In celebration of Earth Day, dive schools around the island came together to do a full day, in and out of water island clean up!
The work began in the morning; volunteers received three different colors of garbage bags. The green bags were for recyclables, the white bags for single-use plastics, and the black bags for all general trash. Island residents and tourists alike crowded the streets, picking up all trash in sight. Cigarette butts were one of the most common finds with plastic straws being a close second. Though these items may seem small and insignificant, they pose a high danger to many marine animals who mistake them for food.
After a successful land clean up divers packed their gear and boarded the boats. Armed with bags, dive knives, and scissors, the crews dove into the big blue.
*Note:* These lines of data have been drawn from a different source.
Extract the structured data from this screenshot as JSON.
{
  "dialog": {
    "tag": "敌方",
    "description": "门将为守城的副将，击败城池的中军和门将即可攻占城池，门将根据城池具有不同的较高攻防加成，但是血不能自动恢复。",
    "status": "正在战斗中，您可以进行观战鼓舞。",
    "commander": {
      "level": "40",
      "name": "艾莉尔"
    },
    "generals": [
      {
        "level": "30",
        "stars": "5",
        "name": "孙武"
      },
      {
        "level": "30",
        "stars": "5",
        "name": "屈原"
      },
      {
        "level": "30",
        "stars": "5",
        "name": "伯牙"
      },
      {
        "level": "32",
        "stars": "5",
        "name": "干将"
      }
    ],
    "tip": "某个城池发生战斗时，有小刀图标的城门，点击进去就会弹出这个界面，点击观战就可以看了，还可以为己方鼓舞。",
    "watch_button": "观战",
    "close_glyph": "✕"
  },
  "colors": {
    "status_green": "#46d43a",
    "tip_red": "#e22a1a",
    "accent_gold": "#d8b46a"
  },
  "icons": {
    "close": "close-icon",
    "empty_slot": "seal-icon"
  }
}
Though trashed varied by site (everything from plastic bags to candy wrappers to plastic water bottles), at Aow Lang Khai our New Heaven team brought up bags full of fishing line and discarded nets, much of which had been entangled in corals. Abandoned fishing nets are not only a danger to the reef but many of the organisms that live there; reef sharks and fish often get caught in the nets and die.
Post dive, the bags from both morning and afternoon cleanups were loaded into pickup trucks and hauled to Maehaad Pier. In total, volunteers around the island collected and sorted over two tons of garbage!
Though 1,800 kilos is quite significant, globally the amount of human-derived material that enters the ocean is astronomical. The World Economic Forum reports that a study from 2015 estimated that more than 8,000,000 metric tons of plastic enters the oceans every year. Much of this single-use plastic that could be greatly reduced by educated consumerism.
For starters, say no to plastic straws. Metal and bamboo straws are a great alternative and are sold around the island, including in our dive school! Annually, approximately 500 billion plastic bags are used worldwide. More than one million bags are used every minute. Carry a reusable tote bag to reduce the number of plastic bags you use, such as those from 711. Refill your reusable water bottle at our shop or other dive schools around the island. For those places that don’t offer water for free, usually for a five or ten baht donation you can fill your bottle and avoid buying a single-use plastic bottle for even more money. It’s a win-win situation!
Since it’s foundation in 1970, Earth Day has become globally recognized. However, our planet has also changed a lot since 1970. Check out this video by the Museum of Natural History to learn more about global changes since 1970, both positive and negative. Link: https://www.youtube.com/watch?v=xClCgciaSYM
To learn more about the impact single-use plastic has on our environment and to learn how you can reduce your impact visit The Last Plastic Straw, an organization whose mission is to educate about and reduce plastic consumption.
Earth Day reminds us to think about our planet and the wonderful, diverse home it provides us. However, we need to remember every day to care for this home and to treat it in a respectful, sustainable way. Let’s make every day Earth Day.
Check out our facebook to see more photos from Earth Day 2018!
Intro Group Photo by Lara Dakers